* **DATA TO EXAMINE**
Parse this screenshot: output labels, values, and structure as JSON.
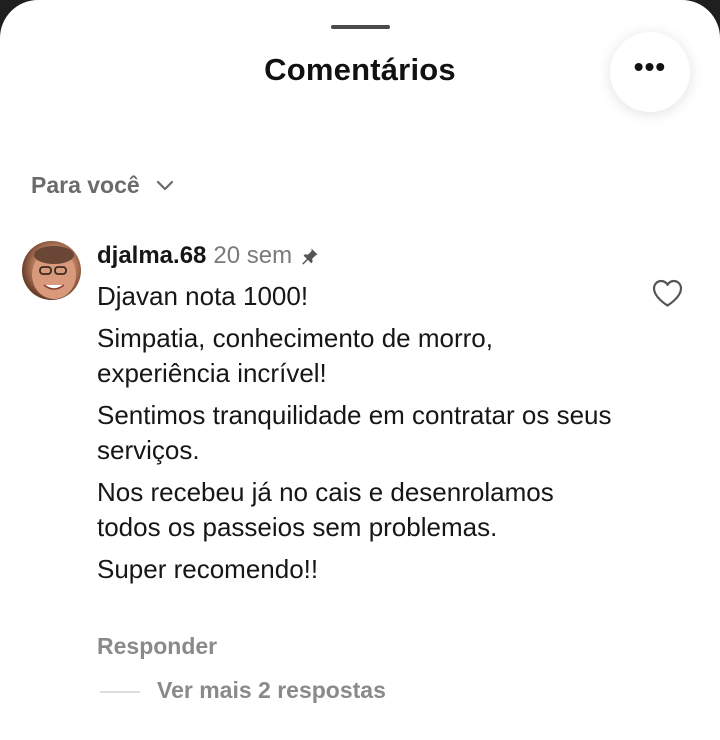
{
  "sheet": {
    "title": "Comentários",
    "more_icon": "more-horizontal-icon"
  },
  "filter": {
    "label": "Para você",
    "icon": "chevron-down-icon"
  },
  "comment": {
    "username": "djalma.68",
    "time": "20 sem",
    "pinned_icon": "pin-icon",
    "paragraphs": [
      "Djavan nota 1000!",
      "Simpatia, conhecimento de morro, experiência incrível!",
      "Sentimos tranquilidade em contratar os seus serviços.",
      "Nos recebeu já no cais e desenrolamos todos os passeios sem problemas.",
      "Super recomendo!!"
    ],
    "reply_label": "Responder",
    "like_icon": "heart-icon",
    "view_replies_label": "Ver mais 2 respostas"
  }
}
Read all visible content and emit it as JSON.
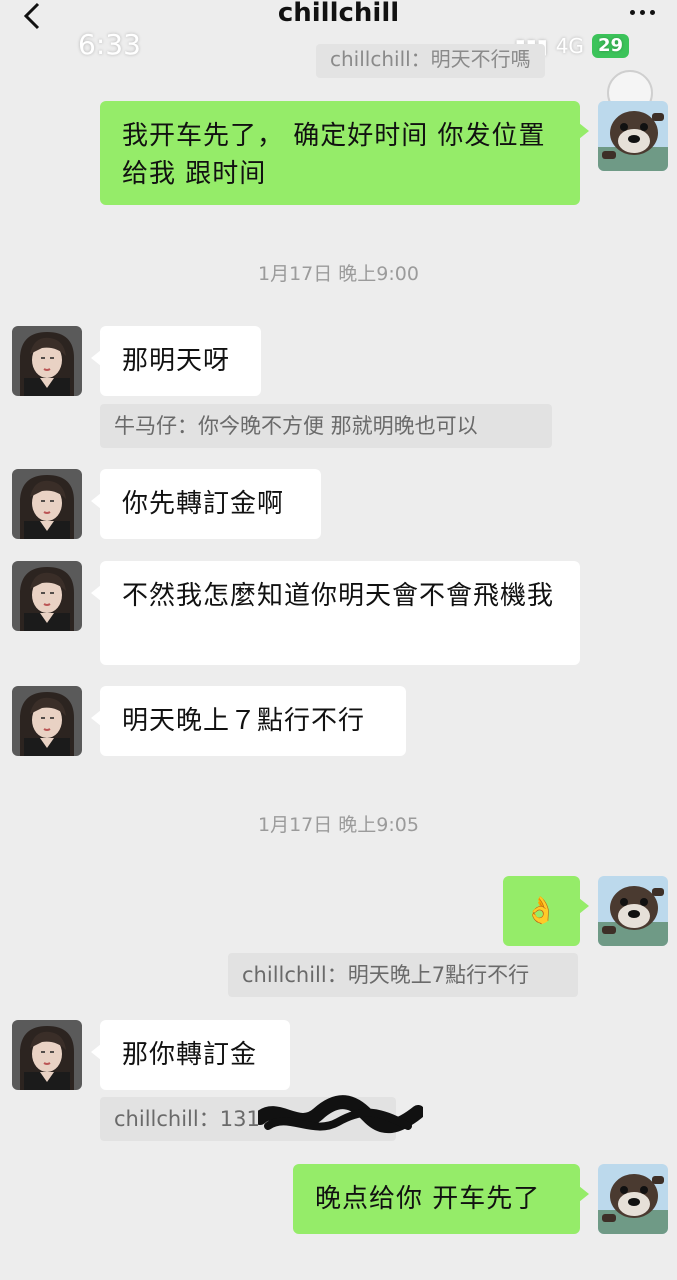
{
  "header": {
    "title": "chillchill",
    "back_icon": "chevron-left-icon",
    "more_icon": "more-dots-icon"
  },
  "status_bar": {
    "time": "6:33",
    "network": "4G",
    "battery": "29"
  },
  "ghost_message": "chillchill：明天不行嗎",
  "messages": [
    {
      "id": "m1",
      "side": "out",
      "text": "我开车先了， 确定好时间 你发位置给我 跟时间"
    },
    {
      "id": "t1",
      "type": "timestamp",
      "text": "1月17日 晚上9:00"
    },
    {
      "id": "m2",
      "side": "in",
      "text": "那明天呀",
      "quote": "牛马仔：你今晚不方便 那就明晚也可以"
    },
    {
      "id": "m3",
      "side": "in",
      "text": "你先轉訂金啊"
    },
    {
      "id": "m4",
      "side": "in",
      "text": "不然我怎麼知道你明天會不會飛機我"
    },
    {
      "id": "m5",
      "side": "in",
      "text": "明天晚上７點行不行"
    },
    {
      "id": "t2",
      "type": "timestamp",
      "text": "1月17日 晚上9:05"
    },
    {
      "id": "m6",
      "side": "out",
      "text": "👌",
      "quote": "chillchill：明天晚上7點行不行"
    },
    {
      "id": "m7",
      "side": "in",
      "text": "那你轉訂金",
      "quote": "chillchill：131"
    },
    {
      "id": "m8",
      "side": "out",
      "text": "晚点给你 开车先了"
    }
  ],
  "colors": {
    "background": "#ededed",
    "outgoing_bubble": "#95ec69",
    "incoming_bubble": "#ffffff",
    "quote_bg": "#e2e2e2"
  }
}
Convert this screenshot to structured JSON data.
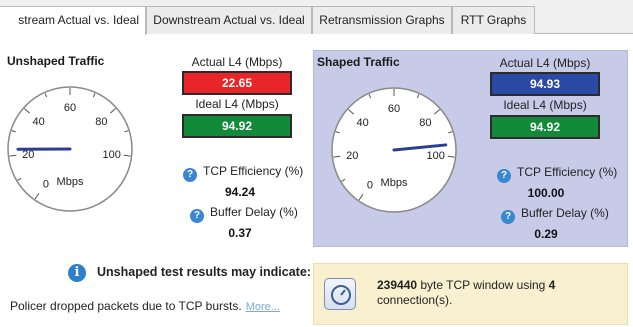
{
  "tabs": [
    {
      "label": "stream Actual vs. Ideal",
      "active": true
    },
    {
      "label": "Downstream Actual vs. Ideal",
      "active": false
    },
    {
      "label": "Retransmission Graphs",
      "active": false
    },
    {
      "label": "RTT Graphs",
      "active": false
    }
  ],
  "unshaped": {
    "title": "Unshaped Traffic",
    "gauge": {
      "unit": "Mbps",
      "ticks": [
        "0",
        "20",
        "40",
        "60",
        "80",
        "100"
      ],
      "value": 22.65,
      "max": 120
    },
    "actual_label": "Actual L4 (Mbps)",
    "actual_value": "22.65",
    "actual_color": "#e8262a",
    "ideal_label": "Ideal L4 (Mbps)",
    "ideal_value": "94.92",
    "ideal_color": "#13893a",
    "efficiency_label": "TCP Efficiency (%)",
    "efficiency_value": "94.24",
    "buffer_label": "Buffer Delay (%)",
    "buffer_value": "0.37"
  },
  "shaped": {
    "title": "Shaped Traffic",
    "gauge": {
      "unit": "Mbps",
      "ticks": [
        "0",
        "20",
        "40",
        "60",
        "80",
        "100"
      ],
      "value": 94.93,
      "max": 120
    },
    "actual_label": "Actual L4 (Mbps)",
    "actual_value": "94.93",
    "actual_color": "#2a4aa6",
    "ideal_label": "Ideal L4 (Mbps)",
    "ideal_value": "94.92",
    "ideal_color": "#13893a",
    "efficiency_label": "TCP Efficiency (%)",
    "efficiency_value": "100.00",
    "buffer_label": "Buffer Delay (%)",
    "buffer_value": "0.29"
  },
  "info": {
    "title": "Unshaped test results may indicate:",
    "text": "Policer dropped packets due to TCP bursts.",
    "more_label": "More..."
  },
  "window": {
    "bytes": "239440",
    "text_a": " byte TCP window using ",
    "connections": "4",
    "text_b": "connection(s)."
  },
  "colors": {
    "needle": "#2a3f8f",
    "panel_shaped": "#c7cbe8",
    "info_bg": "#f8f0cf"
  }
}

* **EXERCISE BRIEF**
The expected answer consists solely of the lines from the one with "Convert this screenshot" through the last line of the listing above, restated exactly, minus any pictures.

* **RESULT OF THE EXERCISE**
Convert this screenshot to structured JSON data.
{
  "tabs": [
    {
      "label": "stream Actual vs. Ideal",
      "active": true
    },
    {
      "label": "Downstream Actual vs. Ideal",
      "active": false
    },
    {
      "label": "Retransmission Graphs",
      "active": false
    },
    {
      "label": "RTT Graphs",
      "active": false
    }
  ],
  "unshaped": {
    "title": "Unshaped Traffic",
    "gauge": {
      "unit": "Mbps",
      "ticks": [
        "0",
        "20",
        "40",
        "60",
        "80",
        "100"
      ],
      "value": 22.65,
      "max": 120
    },
    "actual_label": "Actual L4 (Mbps)",
    "actual_value": "22.65",
    "actual_color": "#e8262a",
    "ideal_label": "Ideal L4 (Mbps)",
    "ideal_value": "94.92",
    "ideal_color": "#13893a",
    "efficiency_label": "TCP Efficiency (%)",
    "efficiency_value": "94.24",
    "buffer_label": "Buffer Delay (%)",
    "buffer_value": "0.37"
  },
  "shaped": {
    "title": "Shaped Traffic",
    "gauge": {
      "unit": "Mbps",
      "ticks": [
        "0",
        "20",
        "40",
        "60",
        "80",
        "100"
      ],
      "value": 94.93,
      "max": 120
    },
    "actual_label": "Actual L4 (Mbps)",
    "actual_value": "94.93",
    "actual_color": "#2a4aa6",
    "ideal_label": "Ideal L4 (Mbps)",
    "ideal_value": "94.92",
    "ideal_color": "#13893a",
    "efficiency_label": "TCP Efficiency (%)",
    "efficiency_value": "100.00",
    "buffer_label": "Buffer Delay (%)",
    "buffer_value": "0.29"
  },
  "info": {
    "title": "Unshaped test results may indicate:",
    "text": "Policer dropped packets due to TCP bursts.",
    "more_label": "More..."
  },
  "window": {
    "bytes": "239440",
    "text_a": " byte TCP window using ",
    "connections": "4",
    "text_b": "connection(s)."
  },
  "colors": {
    "needle": "#2a3f8f",
    "panel_shaped": "#c7cbe8",
    "info_bg": "#f8f0cf"
  }
}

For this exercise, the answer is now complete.